I received a phone call yesterday from someone who had read my original post about receiving brainwave optimization. Barbara in Houston was considering it. She’d read this blog and wanted to hear some follow-up. We had a nice long conversation, and I felt inspired by her courage.
This month marks two years since I underwent brainwave optimization — five days of twice-daily sessions designed to help my brain function better using biofeedback.
I have no regrets about doing it. I’m glad I took that leap of faith.
Of course it’s impossible to say how I might be different had I not received it. It’s also impossible to separate the BWO from the meditation, diet, yoga, and other work I’ve done. (I still think BWO is probably the equivalent of five years of daily meditation.)
What I can say is that when I compare how I experience myself now and how I experienced myself then, now is better. I feel more myself — I occupy my body and my life more fully and with more pleasure and serenity and depth and wholeness than I did before. I make better decisions. I am happier.
One of my reasons for doing it was that I had experienced trauma in my childhood that plagued me with ill effects for decades. Facing the trauma, healing and integrating it were turning points toward health in my life. I wanted to see if brainwave optimization could relieve me from any more dysfunctional patterns that might remain.
Last year, a year after undergoing BWO, I did get triggered by someone who didn’t recognize the extent of his own traumatic experiences and was unable to communicate responsibly about it. I experienced the flood of stress hormones and adrenal exhaustion that went along with being triggered.
The useful part of that experience was being able to witness how those stress hormones affected my thinking. I got a clear sense of what I’m like unaffected by trauma and what I’m like after being triggered. Day and night. Equanimity vs. fear and anger. Sunshine and butterflies vs. creepy shadows with hidden monsters.
The unpleasant part was that it took months to completely clear the effects of the cascade of stress hormones and return to robust, excellent well-being. During this time, I forgot that I could have gotten follow-up sessions of brainwave optimization, which are much less expensive than the initial assessment and 10 sessions.
In hindsight, it would have been really smart of me to experience just enough of being triggered to learn its lessons and then to shorten my suffering by going in for some follow-up work. I don’t know if it would have worked, but I believe that it would have made a difference, because when you make an effort on behalf of your own well-being, that commitment to action makes a big difference and amplifies the measures you choose to take.
I regret now that it did not occur to me to do that.
It’s clear to me now that undergoing BWO does not give someone who’s experienced trauma a bulletproof vest against being further traumatized or being triggered. It does give you more resilience, because experiencing wholeness is so desirable. The brain is aware of its own well-being and likes it and will return to it as soon as it can.

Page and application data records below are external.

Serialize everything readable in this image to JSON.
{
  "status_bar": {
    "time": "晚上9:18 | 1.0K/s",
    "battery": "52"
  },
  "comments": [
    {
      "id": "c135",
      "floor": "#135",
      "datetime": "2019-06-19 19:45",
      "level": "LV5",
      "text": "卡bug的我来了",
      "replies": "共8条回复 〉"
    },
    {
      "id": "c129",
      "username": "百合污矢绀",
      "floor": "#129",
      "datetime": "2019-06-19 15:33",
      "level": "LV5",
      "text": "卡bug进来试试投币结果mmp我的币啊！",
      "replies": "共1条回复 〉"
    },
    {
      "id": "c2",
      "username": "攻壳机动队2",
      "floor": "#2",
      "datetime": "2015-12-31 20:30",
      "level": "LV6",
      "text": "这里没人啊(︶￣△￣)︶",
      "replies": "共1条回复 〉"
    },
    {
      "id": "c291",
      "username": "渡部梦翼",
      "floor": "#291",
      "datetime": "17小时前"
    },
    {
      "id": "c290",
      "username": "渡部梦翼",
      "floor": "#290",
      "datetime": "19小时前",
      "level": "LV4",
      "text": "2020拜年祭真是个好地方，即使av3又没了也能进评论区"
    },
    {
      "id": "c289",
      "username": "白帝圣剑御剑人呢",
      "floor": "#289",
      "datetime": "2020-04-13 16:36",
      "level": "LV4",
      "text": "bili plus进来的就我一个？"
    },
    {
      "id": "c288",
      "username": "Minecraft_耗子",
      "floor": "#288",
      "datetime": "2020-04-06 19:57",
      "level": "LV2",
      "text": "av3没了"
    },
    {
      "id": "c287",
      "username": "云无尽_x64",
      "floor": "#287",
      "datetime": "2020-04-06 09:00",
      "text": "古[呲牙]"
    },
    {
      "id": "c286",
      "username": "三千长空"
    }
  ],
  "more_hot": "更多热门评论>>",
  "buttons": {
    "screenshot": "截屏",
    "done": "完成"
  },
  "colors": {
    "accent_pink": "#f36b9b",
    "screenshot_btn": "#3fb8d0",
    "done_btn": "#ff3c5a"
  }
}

That’s a big part of how BWO works, in my understanding.
If you’re not sure your brain has experienced well-being because of past trauma, or if it’s been so long it’s hard to remember what well-being was like, I recommend getting brainwave optimization. It can’t hurt, and if it doesn’t help in the way you think it might, then at the least you’ve ruled something out on your path to recovery. You have not left that stone unturned.
And it might help in ways you haven’t thought of, so please be open to that. It’s hard to describe well-being if you’ve never experienced it. It’s hard to know what to expect before you do it.
Also, the brainwave changes keep happening for a long time after you finish the treatments. Hold your story lightly and keep a journal. I have been told by people who’ve known me for awhile that I’ve changed for the better more than anyone they know.
I also take the Buddha’s Brain supplements to support my post-BWO brain health, and I recommend that.